How extraordinary that wherever a gay man lives or travels, he can instantly find other gay men. He need never feel alone, that he is the “only one.” He’s not forced to search out the often marginalized gay ghettos that continue to offer much needed comradarie and support.
The Grindr screen display is a riotous grid of various photos of men—smiling, open faces, as well as lots of body shots–arranged from nearest to farthest away. Tap on a picture and the user receives a brief profile, including the precise distance from that person provided in increments of feet or miles. There are options to chat, send pictures and share location.
There is an immediacy and intimacy this app offers that distinguishes it from internet sites providing gay men with access to one another. A few taps and you’ve got a whole group of guys who are hanging out in both your cyber and actual neighborhood.
Sure it’s nice that gay men no longer have to hide in shame, but has Ritter actually seen how most men use Grindr? We’re not meeting up to play trust games or form a drum circle.
In her essay, Ritter shares anecdotes from her patients: One who checks Grindr on a road trip with his partner, just to know “they were not the only two gay men around.” And another who told her about a board-game night where everyone logged on, just to see who was “cute.”
“No one had any intention of leaving the gathering to hook up and no one did,” she explains. “But they were able to feel part of a larger gay community, and to talk playfully and frankly about sex.”
Thanks Dr. Ritter, but gay men have been able to talk playfully and frankly about sex long before hookup apps came on the scene.

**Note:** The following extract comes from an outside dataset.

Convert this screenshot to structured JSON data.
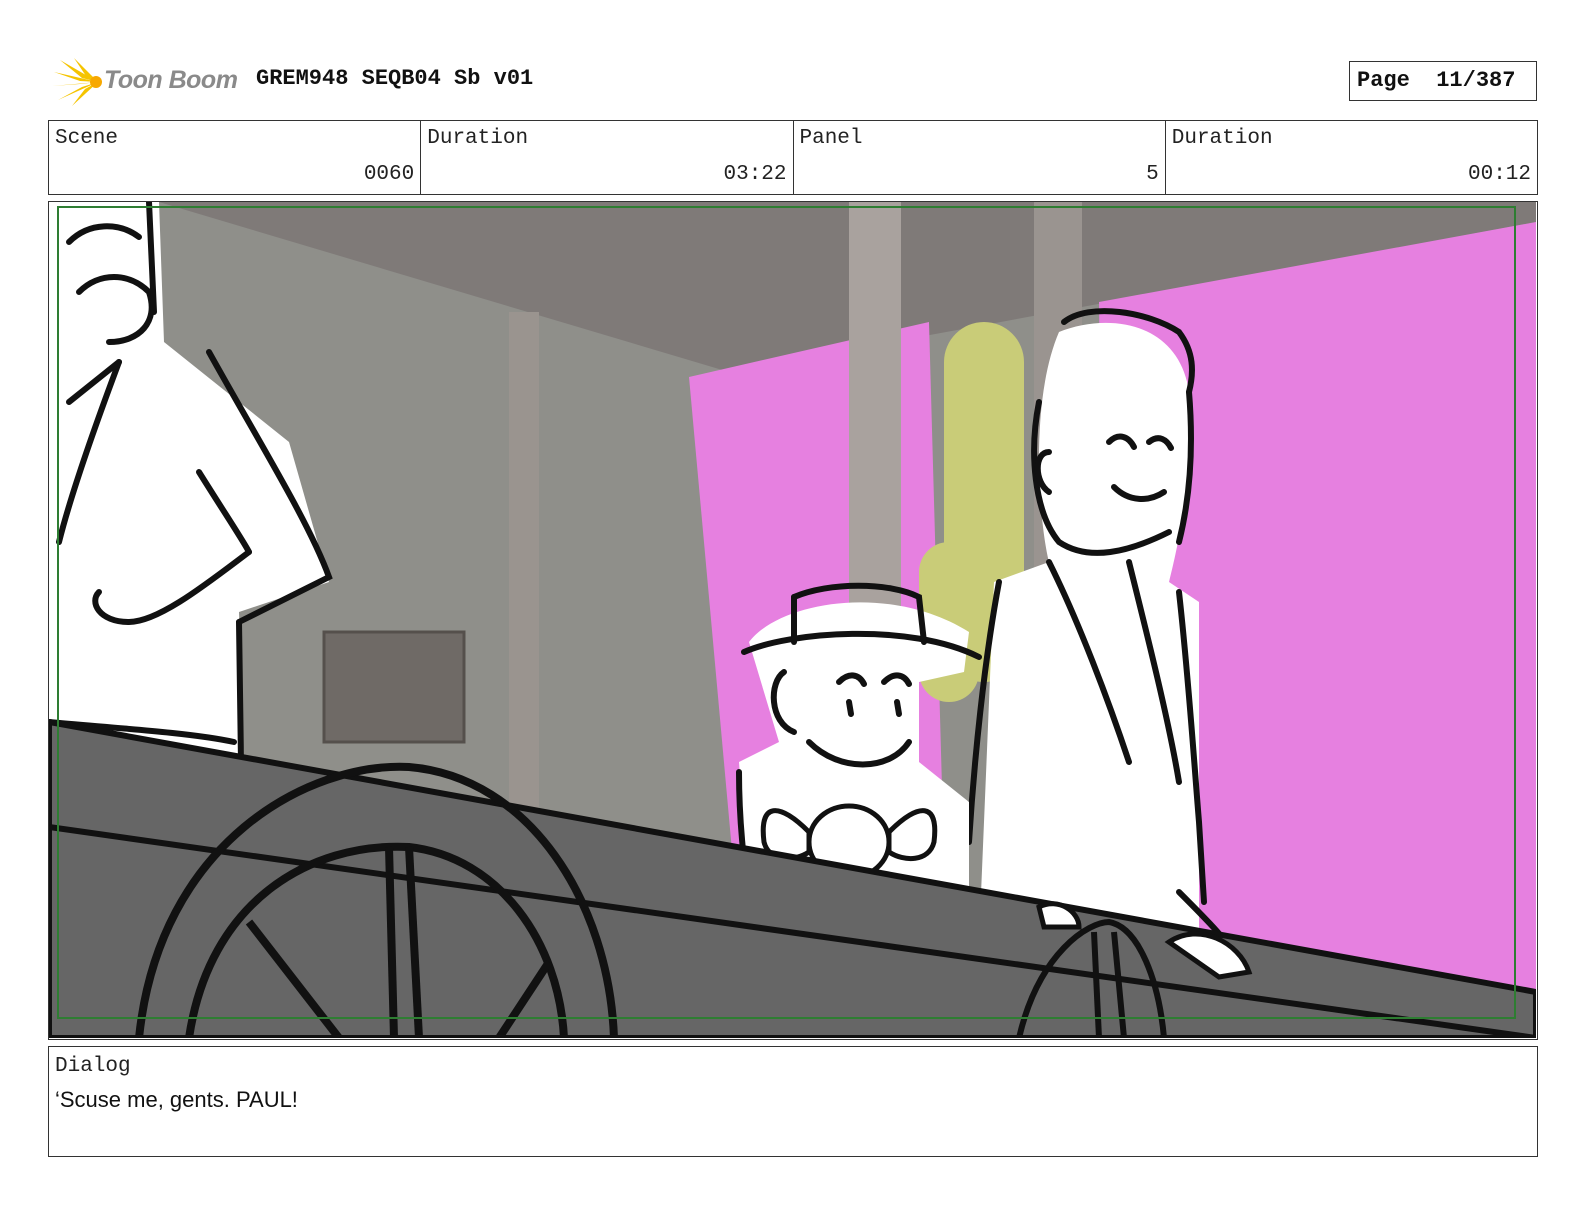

Look, we enjoy Grindr as much as the next ‘mo, but its hardly a shining example of how much we’ve accomplished. Not to mention we kind of suspect Ritter’s patients aren’t being totally honest with her about when and why they check the site. How many of us have felt ignored as our buddies stared blankly at a screen checkered with ab shots?
And with all of her talk of the “furtiveness and fear” surrounding homosexuality—and the supposed impossibility of courtship and marriage—it kind of sounds like the good doctor is trapped in the 1970s, when even having gay sex was a political statement.
Today, it’s pretty much just sex.
Grindr is about many things. Sex is one of them, an important one of them. But it is also a place to make friends, combat loneliness, diminish shame and to celebrate gay male identity. Sadly, a part of that identity sometimes includes some self-reproach. Nonetheless, a defiant openness and optimism prevails. And that’s what Gay Pride is about.
Sorry, Doc: There’s nothing wrong with using Grindr—or Manhunt, any other tool to help you land a guy—but as we approach full equality on all fronts, we’d like to think gay men have accomplished more than figure out how to hook up faster and more often.